So it’s that time of the year where you should be thinking about writing your personal statement in order to apply for universities via UCAS. I remember writing mine well in advance, ensuring I had enough time to redraft, polish it up and get it checked over for grammatical errors, as this is one of the first things admissions tutor, alongside your reference will see in order to get a clearer idea of who you are as a person, and if they can see you on the course. Here are some of my top tips which I learnt through the process:
Start early: Starting your personal statement off early definitely helped me ensure it was the best I could make it, without it being rushed. I would recommend writing freely initially without worrying too much about the word limit after planning some key things you want to get in there, before refining it to see what can be taken out or phrased differently to fit the word limit.
Be original but authentic: Your personal statement is your chance to demonstrate your enthusiasm for the subject and showcase your relevant skills and experience. Be sure to write in a style that reflects this and presents you as the person you are. Now is not the time to undersell yourself by being too generic, but be careful not to exaggerate as it’s likely admissions tutors will see straight through it. Writing authentically and positively will ensure that your passion will come across to them.
Get it read over several times: Something that really helped me, and still does with essays is leaving what you’ve written for a day or two to allow your brain to unclog, and then reading over it. It allows you to get a fresher perspective and often you will find that things you initially thought worked or sounded good would be better rephrased or changed. It is also a good idea to get someone else to read over it, whether that be a family member, friend or teacher to get an alternative perspective.
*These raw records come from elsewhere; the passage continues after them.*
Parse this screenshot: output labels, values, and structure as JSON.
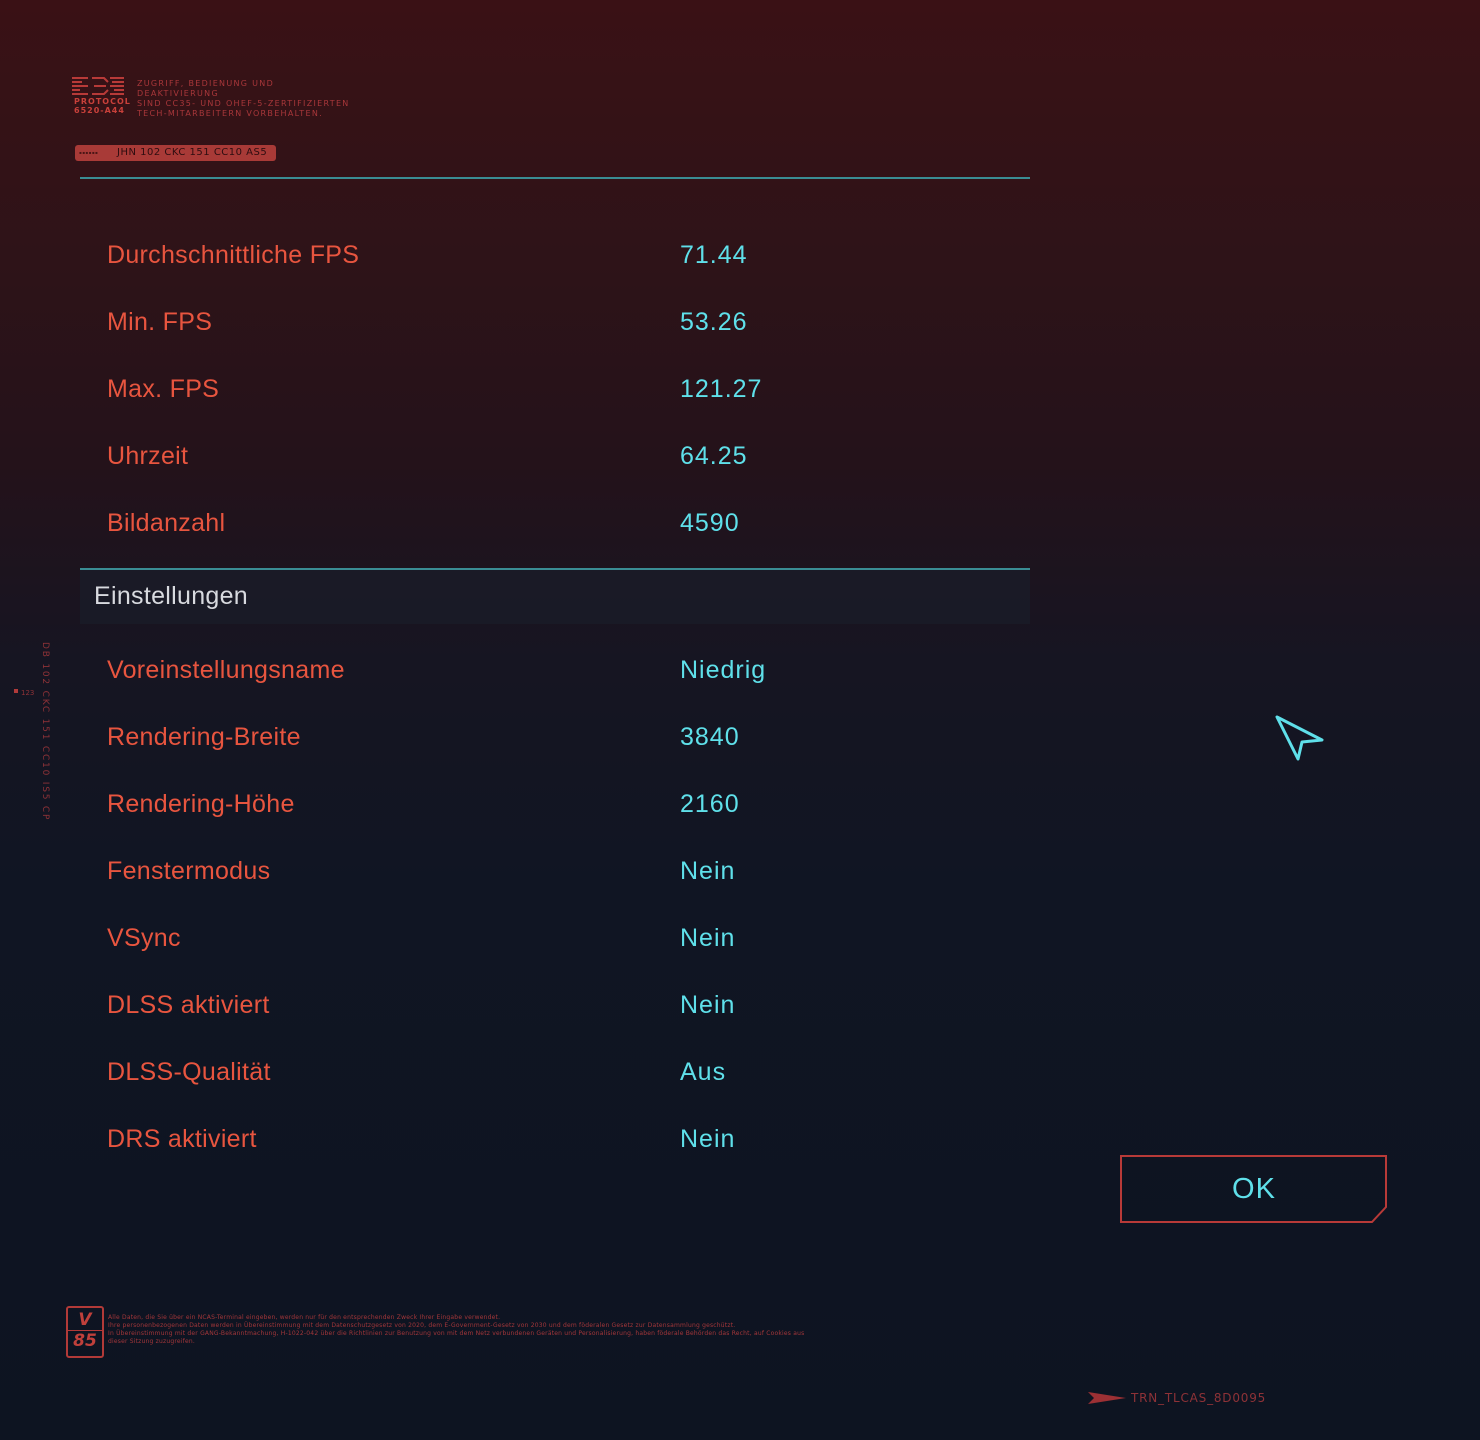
{
  "header": {
    "logo_text": "PROTOCOL 6520-A44",
    "notice_lines": [
      "ZUGRIFF, BEDIENUNG UND DEAKTIVIERUNG",
      "SIND CC35- UND OHEF-5-ZERTIFIZIERTEN",
      "TECH-MITARBEITERN VORBEHALTEN."
    ],
    "id_code": "JHN 102 CKC 151 CC10 AS5"
  },
  "stats": [
    {
      "label": "Durchschnittliche FPS",
      "value": "71.44"
    },
    {
      "label": "Min. FPS",
      "value": "53.26"
    },
    {
      "label": "Max. FPS",
      "value": "121.27"
    },
    {
      "label": "Uhrzeit",
      "value": "64.25"
    },
    {
      "label": "Bildanzahl",
      "value": "4590"
    }
  ],
  "settings_section": {
    "title": "Einstellungen",
    "items": [
      {
        "label": "Voreinstellungsname",
        "value": "Niedrig"
      },
      {
        "label": "Rendering-Breite",
        "value": "3840"
      },
      {
        "label": "Rendering-Höhe",
        "value": "2160"
      },
      {
        "label": "Fenstermodus",
        "value": "Nein"
      },
      {
        "label": "VSync",
        "value": "Nein"
      },
      {
        "label": "DLSS aktiviert",
        "value": "Nein"
      },
      {
        "label": "DLSS-Qualität",
        "value": "Aus"
      },
      {
        "label": "DRS aktiviert",
        "value": "Nein"
      }
    ]
  },
  "side": {
    "vertical_code": "DB 102 CKC 151 CC10 IS5 CP",
    "mark": "123"
  },
  "ok_button": {
    "label": "OK"
  },
  "footer": {
    "badge_top": "V",
    "badge_bottom": "85",
    "legal_lines": [
      "Alle Daten, die Sie über ein NCAS-Terminal eingeben, werden nur für den entsprechenden Zweck Ihrer Eingabe verwendet.",
      "Ihre personenbezogenen Daten werden in Übereinstimmung mit dem Datenschutzgesetz von 2020, dem E-Government-Gesetz von 2030 und dem föderalen Gesetz zur Datensammlung geschützt.",
      "In Übereinstimmung mit der GANG-Bekanntmachung, H-1022-042 über die Richtlinien zur Benutzung von mit dem Netz verbundenen Geräten und Personalisierung, haben föderale Behörden das Recht, auf Cookies aus",
      "dieser Sitzung zuzugreifen."
    ],
    "code": "TRN_TLCAS_8D0095"
  },
  "colors": {
    "accent_red": "#e8553f",
    "accent_cyan": "#5fe0ea",
    "rule_teal": "#3a8d94"
  },
  "icons": {
    "logo": "protocol-logo-icon",
    "cursor": "arrow-cursor-icon",
    "footer_arrow": "arrow-right-icon"
  }
}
Check grammar! – This flows from the point of getting it read over several times, as often you or others will find grammatical errors you hadn’t noticed before. This is something that is easy to rectify once you’ve looked over it and yet should you not, this may play a significance on the decisions of some admissions tutors. Showing that you’ve taken some care with what you’ve written will only reflect well on them.
I hope these tips helped in some way; let me know in the comments if you have any other questions!